*EXERCISE AIM*: How many lines in this data contain the string "View"? Reply with the number only.

*TASK MATERIAL*:
►
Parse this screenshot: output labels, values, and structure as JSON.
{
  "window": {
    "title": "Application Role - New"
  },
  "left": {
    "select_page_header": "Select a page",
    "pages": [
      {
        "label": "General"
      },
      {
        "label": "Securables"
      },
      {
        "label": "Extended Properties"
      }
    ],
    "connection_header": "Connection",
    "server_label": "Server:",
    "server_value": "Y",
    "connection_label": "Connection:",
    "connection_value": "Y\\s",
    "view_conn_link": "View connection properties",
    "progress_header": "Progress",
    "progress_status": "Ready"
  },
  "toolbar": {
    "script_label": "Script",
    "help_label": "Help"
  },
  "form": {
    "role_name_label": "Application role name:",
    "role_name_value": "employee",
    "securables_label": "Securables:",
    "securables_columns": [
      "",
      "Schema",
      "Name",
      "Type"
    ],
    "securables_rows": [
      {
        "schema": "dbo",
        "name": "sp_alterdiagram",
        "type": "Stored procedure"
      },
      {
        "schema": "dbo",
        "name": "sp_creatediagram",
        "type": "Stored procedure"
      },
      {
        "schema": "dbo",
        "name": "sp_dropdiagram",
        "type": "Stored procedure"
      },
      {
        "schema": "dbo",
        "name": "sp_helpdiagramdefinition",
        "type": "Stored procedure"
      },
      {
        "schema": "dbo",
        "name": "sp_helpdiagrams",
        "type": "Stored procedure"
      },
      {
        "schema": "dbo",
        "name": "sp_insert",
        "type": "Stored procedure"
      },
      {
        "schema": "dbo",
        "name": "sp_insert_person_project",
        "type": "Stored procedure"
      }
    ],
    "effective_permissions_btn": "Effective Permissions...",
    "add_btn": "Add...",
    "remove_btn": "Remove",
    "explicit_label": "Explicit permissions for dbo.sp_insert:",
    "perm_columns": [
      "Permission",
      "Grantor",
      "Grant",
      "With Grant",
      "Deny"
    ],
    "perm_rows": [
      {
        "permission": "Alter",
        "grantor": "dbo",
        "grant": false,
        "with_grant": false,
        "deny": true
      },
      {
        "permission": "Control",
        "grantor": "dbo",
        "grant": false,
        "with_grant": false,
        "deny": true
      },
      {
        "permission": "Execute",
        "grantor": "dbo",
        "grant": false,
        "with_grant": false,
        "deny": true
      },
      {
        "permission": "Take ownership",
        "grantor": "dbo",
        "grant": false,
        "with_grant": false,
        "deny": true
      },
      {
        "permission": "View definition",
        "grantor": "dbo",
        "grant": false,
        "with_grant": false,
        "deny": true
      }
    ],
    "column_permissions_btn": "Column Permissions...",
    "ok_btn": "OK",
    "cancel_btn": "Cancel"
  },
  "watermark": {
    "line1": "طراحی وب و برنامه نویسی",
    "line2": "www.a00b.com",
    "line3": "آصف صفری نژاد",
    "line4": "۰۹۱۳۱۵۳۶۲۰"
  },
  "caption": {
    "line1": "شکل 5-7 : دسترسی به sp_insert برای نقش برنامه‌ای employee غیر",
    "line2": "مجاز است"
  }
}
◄
*RESPONSE AREA*: 2